Is electric force constant all over the surface of a conductor? This question was asked in IIT JEE 2010. I know that the electrostatic pressure is equal to (1/2)∈(E)² and if we multiply this with the projected area then we would get the force acting on an object holding charge. In the solutions of this question the electric field is taken to be (σ/ϵ) as the electric field on the surface of any one of the hemispherical conductors is (σ/ϵ) and then the total force acting on the other hemispherical shell is found out by multiplying that electrostatic pressure with the projected area , i.e. , (π*(r)^2). But I do not understand that why the electric field is taken to be (σ/ϵ) . Though the electric field due to any conductor on it's surface is equal to (σ/ϵ), it is not constant throughout the surface of the other hemispherical shell. Therefore , the electrostatic pressure should not be constant throughout the surface of any one of the shells.

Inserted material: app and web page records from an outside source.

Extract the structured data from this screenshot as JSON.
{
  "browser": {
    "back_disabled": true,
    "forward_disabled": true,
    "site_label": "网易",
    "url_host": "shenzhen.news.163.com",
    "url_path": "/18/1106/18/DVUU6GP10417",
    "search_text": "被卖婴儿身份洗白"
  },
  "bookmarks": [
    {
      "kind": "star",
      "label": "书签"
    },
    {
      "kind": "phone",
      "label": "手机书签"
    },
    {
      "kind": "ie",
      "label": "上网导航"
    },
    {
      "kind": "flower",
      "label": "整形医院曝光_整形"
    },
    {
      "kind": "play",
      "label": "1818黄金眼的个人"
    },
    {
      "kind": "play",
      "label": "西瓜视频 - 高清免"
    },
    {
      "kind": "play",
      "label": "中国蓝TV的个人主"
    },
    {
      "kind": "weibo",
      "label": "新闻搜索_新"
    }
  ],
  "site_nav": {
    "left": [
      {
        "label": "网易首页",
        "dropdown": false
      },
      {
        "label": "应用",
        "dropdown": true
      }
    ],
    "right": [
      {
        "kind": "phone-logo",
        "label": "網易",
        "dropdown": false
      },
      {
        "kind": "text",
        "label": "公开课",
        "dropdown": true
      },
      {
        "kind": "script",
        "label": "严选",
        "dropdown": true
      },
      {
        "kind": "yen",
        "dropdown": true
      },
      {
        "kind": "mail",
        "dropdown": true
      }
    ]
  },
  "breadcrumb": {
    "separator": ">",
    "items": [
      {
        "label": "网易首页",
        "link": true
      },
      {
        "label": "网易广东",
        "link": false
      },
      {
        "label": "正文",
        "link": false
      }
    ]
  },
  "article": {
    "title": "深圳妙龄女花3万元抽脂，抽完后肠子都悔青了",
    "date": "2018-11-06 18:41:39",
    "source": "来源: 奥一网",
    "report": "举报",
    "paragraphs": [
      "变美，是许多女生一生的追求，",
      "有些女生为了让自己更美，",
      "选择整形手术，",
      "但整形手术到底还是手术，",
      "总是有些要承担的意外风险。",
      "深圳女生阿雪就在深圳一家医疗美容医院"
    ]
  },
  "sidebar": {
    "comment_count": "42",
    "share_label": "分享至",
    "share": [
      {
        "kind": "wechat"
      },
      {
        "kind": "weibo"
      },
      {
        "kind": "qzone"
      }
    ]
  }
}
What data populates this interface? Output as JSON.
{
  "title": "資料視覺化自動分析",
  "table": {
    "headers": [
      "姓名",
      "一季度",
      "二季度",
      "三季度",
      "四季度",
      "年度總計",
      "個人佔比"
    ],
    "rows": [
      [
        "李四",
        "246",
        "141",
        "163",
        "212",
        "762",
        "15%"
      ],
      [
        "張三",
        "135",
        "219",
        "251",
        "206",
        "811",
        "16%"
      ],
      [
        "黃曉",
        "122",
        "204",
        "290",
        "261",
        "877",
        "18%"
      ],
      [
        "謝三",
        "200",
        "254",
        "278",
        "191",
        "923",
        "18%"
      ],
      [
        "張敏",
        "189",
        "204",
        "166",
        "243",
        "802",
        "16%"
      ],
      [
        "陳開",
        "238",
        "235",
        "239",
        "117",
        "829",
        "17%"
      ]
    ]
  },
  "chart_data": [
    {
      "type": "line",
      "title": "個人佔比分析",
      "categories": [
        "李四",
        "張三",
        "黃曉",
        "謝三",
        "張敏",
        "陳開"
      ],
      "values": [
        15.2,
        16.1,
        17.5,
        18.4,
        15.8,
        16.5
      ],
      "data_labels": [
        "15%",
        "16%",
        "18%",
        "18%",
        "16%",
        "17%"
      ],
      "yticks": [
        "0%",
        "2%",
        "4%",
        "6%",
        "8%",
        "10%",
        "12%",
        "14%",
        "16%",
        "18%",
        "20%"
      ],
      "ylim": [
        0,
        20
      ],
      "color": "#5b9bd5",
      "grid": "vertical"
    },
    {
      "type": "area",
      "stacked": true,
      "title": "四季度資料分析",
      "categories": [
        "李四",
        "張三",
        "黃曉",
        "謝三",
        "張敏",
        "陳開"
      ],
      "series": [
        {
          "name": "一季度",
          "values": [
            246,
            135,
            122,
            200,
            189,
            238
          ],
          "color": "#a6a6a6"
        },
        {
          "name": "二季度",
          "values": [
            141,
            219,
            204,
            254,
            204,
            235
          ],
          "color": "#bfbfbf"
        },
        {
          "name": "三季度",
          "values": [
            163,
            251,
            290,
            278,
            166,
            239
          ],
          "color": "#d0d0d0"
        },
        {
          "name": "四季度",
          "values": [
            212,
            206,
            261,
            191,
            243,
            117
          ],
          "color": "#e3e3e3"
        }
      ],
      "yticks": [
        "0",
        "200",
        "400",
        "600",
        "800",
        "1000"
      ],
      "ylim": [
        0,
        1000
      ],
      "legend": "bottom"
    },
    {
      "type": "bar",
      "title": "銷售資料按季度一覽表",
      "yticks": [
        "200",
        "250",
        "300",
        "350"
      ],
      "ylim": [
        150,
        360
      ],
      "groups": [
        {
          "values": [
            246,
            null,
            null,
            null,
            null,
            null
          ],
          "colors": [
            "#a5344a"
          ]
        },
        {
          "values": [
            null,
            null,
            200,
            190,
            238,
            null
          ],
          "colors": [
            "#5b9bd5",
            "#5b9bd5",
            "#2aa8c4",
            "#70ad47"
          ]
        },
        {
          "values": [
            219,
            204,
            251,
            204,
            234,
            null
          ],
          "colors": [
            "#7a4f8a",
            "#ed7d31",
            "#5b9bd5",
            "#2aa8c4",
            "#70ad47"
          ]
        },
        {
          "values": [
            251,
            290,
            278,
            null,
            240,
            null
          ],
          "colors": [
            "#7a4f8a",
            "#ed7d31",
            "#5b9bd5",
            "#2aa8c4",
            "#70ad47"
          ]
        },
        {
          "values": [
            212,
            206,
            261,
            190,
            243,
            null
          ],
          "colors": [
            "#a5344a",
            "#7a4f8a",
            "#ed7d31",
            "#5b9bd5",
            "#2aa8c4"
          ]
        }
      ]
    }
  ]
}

So , how can we use this formula for finding the electric force on the complete body?

σ - Charge density of the hemispherical shells; ϵ - permittivity of free space; E - Electric field